In some cases, new secondary tunnel bores have been driven to provide emergency escape routes instead of providing further traffic capacity. This is being done in the case of the Gotthard Tunnel. A new secondary tunnel is to be bored, but this will serve as a safety evacuation route only due to political restrictions on expansion of roads through the Swiss Alpine region.
“Best practice is evolving and divergent in some ways, with different views on it, but most countries are specifying various forms of fire suppression technology now, which wasn’t the case five years ago,” Tarada says.
“A quantitive risk assessment carried out for the dualling and upgrade of the Tyne Tunnel in Newcastle showed these tunnels should have a fire suppression system, which has now become a defacto standard in Europe.”
The 14km long Arlberg Tunnel in Austria is now getting fire suppression fitted because it lessens the risk of fire spread.
“Combined with a good modern ventilation system, incident detection and response plan, risk can be mitigated sufficiently to negate the need for a second tunnel bore,” he concludes.
Improvements in Wales
Three road tunnels on the route of the A55 in North Wales have now been refurbished to meet the UK’s road tunnel safety regulations, drawn up in accordance with the EC Directive 2004/54.
Both the Pen-y-Clip Westbound Tunnel, at 930m long, and the Penmaenbach Westbound, 658m long, carry uni-directional single carriageway in rock tunnel bores (eastbound traffic uses much shorter tunnels or headland roads on sea walls along the A55 coast road). The Conwy Tunnel is an immersed tube structure 1060m long carrying dual bi-directional carriageway under the Conwy Estuary.
According to the Welsh Assembly Government, the full scope of works carried out was established via a process of risk assessment and gap analysis. All three tunnels now have automatic incident detection and public address systems, plus new way finding signs, evacuation lighting and passive fire protection for electrical and communication systems.
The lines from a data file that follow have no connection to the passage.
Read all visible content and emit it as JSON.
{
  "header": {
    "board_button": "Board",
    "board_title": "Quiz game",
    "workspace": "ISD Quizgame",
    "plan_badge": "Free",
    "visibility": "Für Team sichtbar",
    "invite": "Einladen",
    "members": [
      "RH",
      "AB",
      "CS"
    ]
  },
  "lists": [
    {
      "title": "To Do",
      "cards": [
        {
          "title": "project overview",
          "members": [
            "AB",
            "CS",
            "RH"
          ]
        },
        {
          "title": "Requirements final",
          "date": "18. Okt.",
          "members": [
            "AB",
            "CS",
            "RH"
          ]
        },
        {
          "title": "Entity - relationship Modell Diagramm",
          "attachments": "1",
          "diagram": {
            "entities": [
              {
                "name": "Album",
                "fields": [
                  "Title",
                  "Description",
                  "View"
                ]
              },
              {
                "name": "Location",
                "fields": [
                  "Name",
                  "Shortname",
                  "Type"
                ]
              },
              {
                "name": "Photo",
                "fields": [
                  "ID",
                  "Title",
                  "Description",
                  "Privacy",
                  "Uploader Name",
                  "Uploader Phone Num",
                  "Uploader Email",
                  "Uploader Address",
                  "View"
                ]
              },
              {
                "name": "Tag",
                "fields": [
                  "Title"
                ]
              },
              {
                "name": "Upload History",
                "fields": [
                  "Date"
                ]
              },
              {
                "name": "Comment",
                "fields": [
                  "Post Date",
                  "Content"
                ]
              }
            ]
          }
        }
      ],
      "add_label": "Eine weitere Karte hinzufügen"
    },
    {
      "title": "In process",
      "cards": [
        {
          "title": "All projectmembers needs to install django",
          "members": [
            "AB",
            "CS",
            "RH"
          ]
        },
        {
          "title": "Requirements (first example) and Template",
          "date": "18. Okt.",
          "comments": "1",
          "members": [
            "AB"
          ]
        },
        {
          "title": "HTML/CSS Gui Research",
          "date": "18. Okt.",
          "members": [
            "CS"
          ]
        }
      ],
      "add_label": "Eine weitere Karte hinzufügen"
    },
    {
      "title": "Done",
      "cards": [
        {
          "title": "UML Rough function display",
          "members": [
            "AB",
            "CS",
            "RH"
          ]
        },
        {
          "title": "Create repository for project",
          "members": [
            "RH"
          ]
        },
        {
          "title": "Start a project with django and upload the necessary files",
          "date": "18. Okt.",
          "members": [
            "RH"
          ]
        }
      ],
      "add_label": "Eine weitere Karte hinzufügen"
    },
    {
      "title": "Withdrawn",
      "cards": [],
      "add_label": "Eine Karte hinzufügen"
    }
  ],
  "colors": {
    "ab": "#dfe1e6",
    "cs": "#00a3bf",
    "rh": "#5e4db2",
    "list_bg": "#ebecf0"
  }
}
“In addition to this work, further improvements have been procured in accordance with relevant UK standards,” a Welsh government spokesman says. These additional upgrades include new LED lighting, heat detection systems, ventilation and pollution and visibility sensors.